Anne Greenwood Rioseco, “Tapestry of Hours”

Tapestry of Hours Image Index
Tapestry of Hours is an edition of one hundred and thirty-eight chapbooks and twelve
special edition portfolios with chapbook and tapestry.
The special edition portfolio is made of crinoline, machine sewn and hand-dyed in fustic
with the pressure printed, machine-stitched text from a cut-up poem written by Anne
Greenwood. 8”x12”x1” closed, 8”x16.5”x.5 open, edition: 12
The special edition chapbook cover is machine stitching on crinoline, the under print is
pressure printed, hand-stitched embroidery with pochoir. The decorations are handstitched
embroidery sigils by Anne Greenwood and Shannon Ayuyu pressure printed on
kitakata paper. 7”x11”x.5”, edition: 12
The tapestry is made of crinoline hand-dyed in madder, fustic, cochineal and indigo, with
hand-stitching and pochoir. The machine-stitched texts are cut-ups of Hazel Hall’s poetry
made by Shannon Ayuyu and Anne Greenwood. The pressure printed textiles are found
fabric and doily with hand cutwork. The poem Loneliness is written by Hazel Hall,
rewritten by Anne Greenwood and printed with a polymer plate. 34”x 22”, edition: 12
The larger edition chapbook is laser printed on Mohawk Superfine. 6”x10” edition: 138
The printing is all by Clare Carpenter, and laser printing by Minute Man, 2016 Portland,
Oregon.

 

Anne Greenwood Rioseco
Portland, Oregon
www.annegreenwood.net

Tapestry of Hours
2016
Textiles, ponchoir, hand and machine stitching, pressure printing, hand embroidery, buckram, indigo, fustic, cochineal, oasage natural dyes, digital printing, Mohawk Superfine & Mulberry papers
special edition:12, trade edition:138
22
8”x16.5”x.5
8”x12”x1”

My current work investigates the social histories embedded in cultural and
art objects, especially those combining historic and contemporary materials.
I am interested in repurposing textiles and book art, and recasting these
artifacts with new meanings while preserving their historical integrity. My
latest work, Tapestry of Hours, an edition of fabric books, is at once physical
and ephemeral: it fuses the work of early 20th c. Oregon poet Hazel Hall with
my own writing and hand and machine stitching and printing on hand-dyed
crinoline. I collaborated with emerging artist Shannon Ayuyu who, like Hall,
was disabled at a young age and has personally experienced how it is to feel
separate, but also how art can be a tool for transformation and connection.
Hazel Hall was born in St. Paul, Minnesota on February 2, 1886 and moved
to Portland, Oregon as a small child.
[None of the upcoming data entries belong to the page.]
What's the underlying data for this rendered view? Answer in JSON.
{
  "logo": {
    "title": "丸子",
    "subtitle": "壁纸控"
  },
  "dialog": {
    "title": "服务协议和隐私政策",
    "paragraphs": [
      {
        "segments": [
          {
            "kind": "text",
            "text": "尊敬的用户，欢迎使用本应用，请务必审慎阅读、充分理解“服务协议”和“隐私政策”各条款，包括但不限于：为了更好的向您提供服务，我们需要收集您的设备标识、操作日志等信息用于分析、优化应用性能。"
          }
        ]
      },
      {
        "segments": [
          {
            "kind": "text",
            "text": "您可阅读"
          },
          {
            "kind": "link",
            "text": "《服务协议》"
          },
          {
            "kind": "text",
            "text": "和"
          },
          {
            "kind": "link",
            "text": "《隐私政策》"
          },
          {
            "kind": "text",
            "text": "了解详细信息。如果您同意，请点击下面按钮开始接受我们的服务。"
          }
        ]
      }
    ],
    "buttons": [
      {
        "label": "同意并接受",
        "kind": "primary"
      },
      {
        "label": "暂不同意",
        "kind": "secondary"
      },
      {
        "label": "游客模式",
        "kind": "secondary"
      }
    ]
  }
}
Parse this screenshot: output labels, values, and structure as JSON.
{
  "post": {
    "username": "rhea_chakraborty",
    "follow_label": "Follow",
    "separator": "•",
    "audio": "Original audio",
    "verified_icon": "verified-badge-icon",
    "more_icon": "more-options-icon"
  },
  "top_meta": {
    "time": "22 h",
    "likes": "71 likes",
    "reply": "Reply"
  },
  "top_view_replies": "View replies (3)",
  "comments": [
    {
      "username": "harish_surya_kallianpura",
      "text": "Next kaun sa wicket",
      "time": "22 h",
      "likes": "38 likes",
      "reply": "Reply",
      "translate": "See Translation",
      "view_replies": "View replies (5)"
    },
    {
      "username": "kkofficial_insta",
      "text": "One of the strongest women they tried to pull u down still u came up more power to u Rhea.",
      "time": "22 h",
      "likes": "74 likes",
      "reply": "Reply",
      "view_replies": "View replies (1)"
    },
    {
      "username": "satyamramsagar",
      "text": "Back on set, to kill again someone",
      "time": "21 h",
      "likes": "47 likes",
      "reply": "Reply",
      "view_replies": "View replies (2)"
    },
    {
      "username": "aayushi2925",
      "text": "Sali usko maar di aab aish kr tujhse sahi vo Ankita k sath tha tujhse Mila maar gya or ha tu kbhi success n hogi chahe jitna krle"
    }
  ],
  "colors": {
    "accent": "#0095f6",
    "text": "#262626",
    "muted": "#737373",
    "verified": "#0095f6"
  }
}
At the age of twelve, she suffered from
scarlet fever and related complications leaving her confined to a wheel chair:
her formal schooling ended in the fifth grade. To help her family financially,
Hazel Hall took in sewing and as her eyesight began to fail in her early
twenties, she wrote poetry. She died in Portland, in 1924 at the age of thirtyeight.
Hazel’s sister Ruth, who was a librarian, helped her immensely as an
advocate and agent for both her stitching and poetry.
Tapestry of Hours is made in an edition of one hundred and thirty-eight laser
printed, hand-bound chapbooks and twelve special edition portfolios with
chapbook and tapestry.
The special edition portfolio is made of buckram, machine sewn and handdyed
with pressure-printed, machine-stitched text from a cut-up poem
written by Anne Greenwood. The chapbook cover is machine stitching on
crinoline, the under print is pressure printed, hand-stitched embroidery with
pochoir and hand-bound using the pamphlet stitch. The decorations are
hand-stitched embroidery sigils by Anne Greenwood and Shannon Ayuyu
pressure printed on kitakata paper. The tapestry is made of crinoline handdyed
in madder, fustic, cochineal and indigo, with hand stitching and
pochoir. The machine-stitched texts are cut-ups of Hazel Hall’s poetry made
by Shannon Ayuyu and Anne Greenwood. The pressure printed textiles are
found fabric and doily with hand cutwork. The poem Loneliness, is written
by Hazel Hall, rewritten by Anne Greenwood and printed with a polymer
plate. The printing is all by Clare Carpenter 2016 Portland, Oregon. This
project was funded in part by a Oregon Regional Arts & Culture Council
Grant, Caldera Artist-In-Residency, and The Hallie Ford Foundation.